This week Chel and I met with the doctors marking the beginnings of the journey of radiation therapy for her brain cancer. We have known that this was coming for a couple of months now, but being in the room where it happens is a whole different ball game.
During the past few months the amount of support that I have been given, so that I can support my wife, and the amount of support that she has been given has been incredible. I cannot thank you all enough for your parts in that showing of support!
I have been thinking a lot about what has happened over the past few years on Chelsea’s medical journey. We didn’t have a couple of months to prepare for her first brain surgery to remove most of the tumor, or for the four other surgeries to fight the infection in her skull the next summer.
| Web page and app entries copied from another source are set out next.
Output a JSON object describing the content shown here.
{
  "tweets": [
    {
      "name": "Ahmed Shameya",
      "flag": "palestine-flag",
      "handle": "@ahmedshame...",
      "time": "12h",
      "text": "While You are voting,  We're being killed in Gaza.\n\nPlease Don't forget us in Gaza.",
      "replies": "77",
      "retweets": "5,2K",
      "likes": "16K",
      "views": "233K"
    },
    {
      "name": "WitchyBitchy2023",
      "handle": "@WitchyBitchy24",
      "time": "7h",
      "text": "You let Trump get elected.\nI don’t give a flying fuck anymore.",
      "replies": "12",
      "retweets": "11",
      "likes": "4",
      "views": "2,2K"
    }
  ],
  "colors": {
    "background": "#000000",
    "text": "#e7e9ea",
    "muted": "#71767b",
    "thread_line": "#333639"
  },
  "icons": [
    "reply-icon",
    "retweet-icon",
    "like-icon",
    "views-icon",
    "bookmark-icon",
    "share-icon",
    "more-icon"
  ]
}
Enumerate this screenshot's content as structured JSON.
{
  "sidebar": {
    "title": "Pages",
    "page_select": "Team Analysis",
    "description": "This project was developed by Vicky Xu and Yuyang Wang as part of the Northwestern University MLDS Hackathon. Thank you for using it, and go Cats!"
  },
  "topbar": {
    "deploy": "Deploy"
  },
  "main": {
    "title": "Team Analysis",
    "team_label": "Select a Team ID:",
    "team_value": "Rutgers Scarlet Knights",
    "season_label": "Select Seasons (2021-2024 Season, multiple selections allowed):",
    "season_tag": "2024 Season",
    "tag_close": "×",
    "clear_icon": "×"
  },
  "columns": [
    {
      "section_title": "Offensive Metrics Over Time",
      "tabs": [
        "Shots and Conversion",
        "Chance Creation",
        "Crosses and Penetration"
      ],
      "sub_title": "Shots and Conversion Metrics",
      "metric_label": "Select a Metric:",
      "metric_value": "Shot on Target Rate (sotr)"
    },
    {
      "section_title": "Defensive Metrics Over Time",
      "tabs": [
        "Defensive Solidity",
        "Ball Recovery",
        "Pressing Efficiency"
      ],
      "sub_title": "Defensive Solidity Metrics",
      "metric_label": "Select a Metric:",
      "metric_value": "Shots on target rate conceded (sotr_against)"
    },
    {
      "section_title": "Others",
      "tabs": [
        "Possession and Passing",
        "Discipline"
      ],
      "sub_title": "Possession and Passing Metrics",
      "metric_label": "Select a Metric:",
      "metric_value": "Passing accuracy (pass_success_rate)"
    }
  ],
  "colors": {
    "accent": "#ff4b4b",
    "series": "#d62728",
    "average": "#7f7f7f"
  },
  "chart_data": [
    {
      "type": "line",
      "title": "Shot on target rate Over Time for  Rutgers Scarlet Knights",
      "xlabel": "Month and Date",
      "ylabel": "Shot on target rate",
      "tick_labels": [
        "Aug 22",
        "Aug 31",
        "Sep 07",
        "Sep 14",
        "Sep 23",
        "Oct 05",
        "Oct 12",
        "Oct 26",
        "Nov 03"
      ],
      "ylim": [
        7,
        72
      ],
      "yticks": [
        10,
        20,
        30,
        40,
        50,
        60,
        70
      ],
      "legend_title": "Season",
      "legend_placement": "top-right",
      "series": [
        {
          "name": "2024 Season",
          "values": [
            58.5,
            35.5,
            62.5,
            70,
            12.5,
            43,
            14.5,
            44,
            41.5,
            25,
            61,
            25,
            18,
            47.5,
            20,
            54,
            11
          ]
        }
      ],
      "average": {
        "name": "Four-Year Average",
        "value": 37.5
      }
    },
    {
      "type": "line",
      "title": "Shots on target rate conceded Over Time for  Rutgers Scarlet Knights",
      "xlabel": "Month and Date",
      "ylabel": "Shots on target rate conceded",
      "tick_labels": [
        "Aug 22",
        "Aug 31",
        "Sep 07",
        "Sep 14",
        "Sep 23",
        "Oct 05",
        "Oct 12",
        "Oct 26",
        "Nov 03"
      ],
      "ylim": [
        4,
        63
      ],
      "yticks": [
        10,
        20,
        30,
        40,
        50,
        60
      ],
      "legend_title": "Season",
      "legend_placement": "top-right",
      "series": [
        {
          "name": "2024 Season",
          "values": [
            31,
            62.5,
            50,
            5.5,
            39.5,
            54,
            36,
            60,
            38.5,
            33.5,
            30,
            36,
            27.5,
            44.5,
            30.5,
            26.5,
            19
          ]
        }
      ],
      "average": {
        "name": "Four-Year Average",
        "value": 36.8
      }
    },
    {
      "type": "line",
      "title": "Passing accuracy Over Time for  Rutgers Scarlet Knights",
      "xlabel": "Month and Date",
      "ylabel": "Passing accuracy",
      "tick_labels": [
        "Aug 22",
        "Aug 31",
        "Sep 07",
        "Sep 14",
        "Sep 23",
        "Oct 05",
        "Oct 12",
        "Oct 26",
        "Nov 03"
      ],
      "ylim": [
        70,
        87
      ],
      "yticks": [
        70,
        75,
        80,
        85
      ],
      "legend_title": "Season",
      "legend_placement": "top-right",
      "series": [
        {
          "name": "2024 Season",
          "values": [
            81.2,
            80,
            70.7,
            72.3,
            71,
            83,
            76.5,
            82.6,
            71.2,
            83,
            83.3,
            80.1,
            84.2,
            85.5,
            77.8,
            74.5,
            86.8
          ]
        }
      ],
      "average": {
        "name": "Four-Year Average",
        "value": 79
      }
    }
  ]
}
And each time, we were taken care of by an army of people who loved us well.
This time, though, we have had the time… and it still feels like we are under prepared.
One of the things that I love about Grafted Community Church is how well we love people who are in some kind of crisis/transition. I can’t help but think this type of service became etched into our DNA as we took care of the Hammond family during our past five surgeries. But did we sacrifice anything as we learned these skills? Are there somethings that we have forgotten? If so, can we learn them this time around?
I want to propose that there are two big ideas that we need to keep in mind as we head down this path of serving someone in crisis/transition once again.
First, there are many people in our church who are not in a crisis or a transition today that still need to be cared for and loved. The process of supporting someone in a big transition also means linking arms with your brothers and sisters to hold back the waters from rushing too quickly against those that are hurting the most. If your brother or sister (or you) fall while trying to support someone else, then the support will not be as effective. We need to support each other in the nuts and bolts of life as we collectively support people in transition.
Second, there are many people not in our church who still need to be cared for and loved. If we cease to carry out the mission that Jesus gave to us of helping more and more people become a part of His Family while we work hard to support one family, we will end up turning our backs on both the Family and the family. My kids need to be reminded that God really does save sinners. Chelsea needs to be encouraged by seeing the ministry of the church continue even if she cannot be as active as a member as she has been in the past. God is worthy of us following Him. (Let’s do it!)
But adding in all of that to our already busy lives sound impossible. How are we ever going to have the energy to support those of us who are in crisis/transition, those who aren’t, AND reach out to others with the gospel? The answer: we won’t. Under our own strength we are far too weak to pull all of this off.
But then there is the verse: (2 Corinthians 12:9)
9 But he said to me, “My grace is sufficient for you, for my power is made perfect in weakness.” Therefore I will boast all the more gladly about my weaknesses, so that Christ’s power may rest on me.
God’s power is made perfect in our weakness. It is by God’s power that we are going to be able to keep flying along, applying the good news to our lives and to the lives of our family, friends, neighbors, and co-workers. Remember: (Romans 8:11)
11 And if the Spirit of him who raised Jesus from the dead is living in you, he who raised Christ from the dead will also give life to your mortal bodies because of his Spirit who lives in you.
The power of God at your disposal, so that you may serve, love, and reach out without burning out. Please join me praying that God would help us to know the right things to do, have the courage to do them, and have the strength we need to complete everything to which He calls us through to completion.